Our communities are surrounded by beautiful lakes and rivers with easy access for everyone to enjoy. It is important to be aware of the presence and the dangers of blue-green algae when heading out this summer.
Blue-green algae tends to develop when a period of hot, dry weather is followed by a heavy rainfall. It’s becoming more common because of warmer temperatures and more intense storms caused by climate change.
Ways to identifying blue-green algae:
Despite the name, blue-green algae can be turquoise, green, brown, red, white or mixes of these colours. Blue-green algae blooms can look like fine grass clippings in the water, spilled paint or pea soup. Sometimes they look like a thick scum on the surface. They often smell musty or grassy when healthy and like ammonia when decomposing.
There may also be algae mats at the bottom of clear shallow areas of lakes and rivers or on the shoreline. The algae mats look like clumps of vegetation and can appear black, brown, or dark green in the water.
On the shoreline, they may appear brown or grey once they have dried. Animals are attracted to their odour and may try to eat them. Keep children and pets away from algae mats.
Reporting blue-green algae:

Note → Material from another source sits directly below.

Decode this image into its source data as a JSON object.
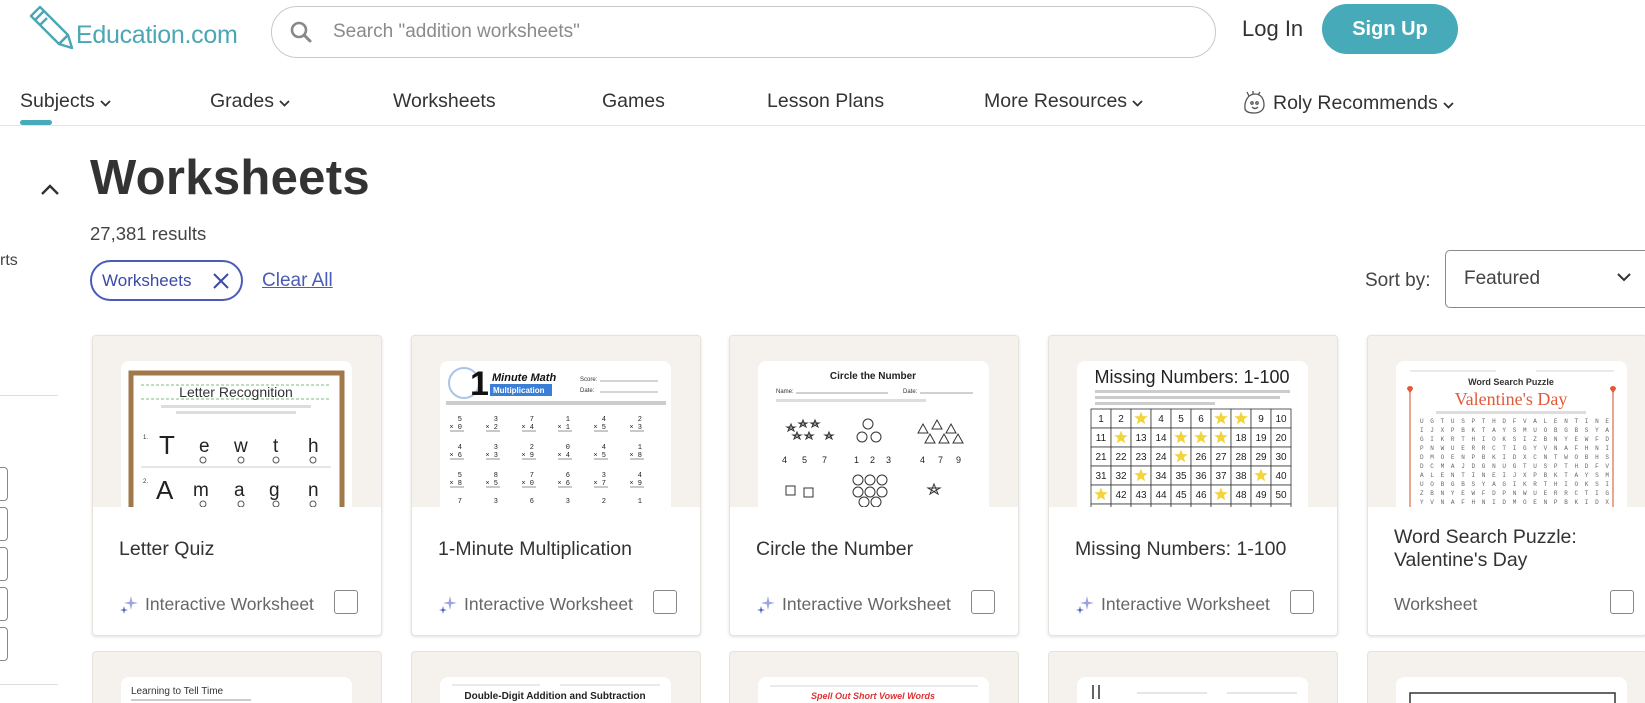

If you think you see blue-green algae, you should treat it as potentially toxic. Report it to your local Department of Environment and Climate Change office or call 1-877-936-8476.
The Department of Environment and Climate Change will share through social media reported blue-green algae in public drinking water supplies and popular lakes. This will help people be aware and careful to protect their family and pets. In the case of public drinking water supplies, an inspector will visually confirm the presence of blue-green algae and work directly with the water supply owner.
Once blue-green algae appears, it’s more likely to reappear in the same body of water.
Learn more about blue-green algae safety and how it effects drinking water sources here: https://novascotia.ca/blue-green-algae/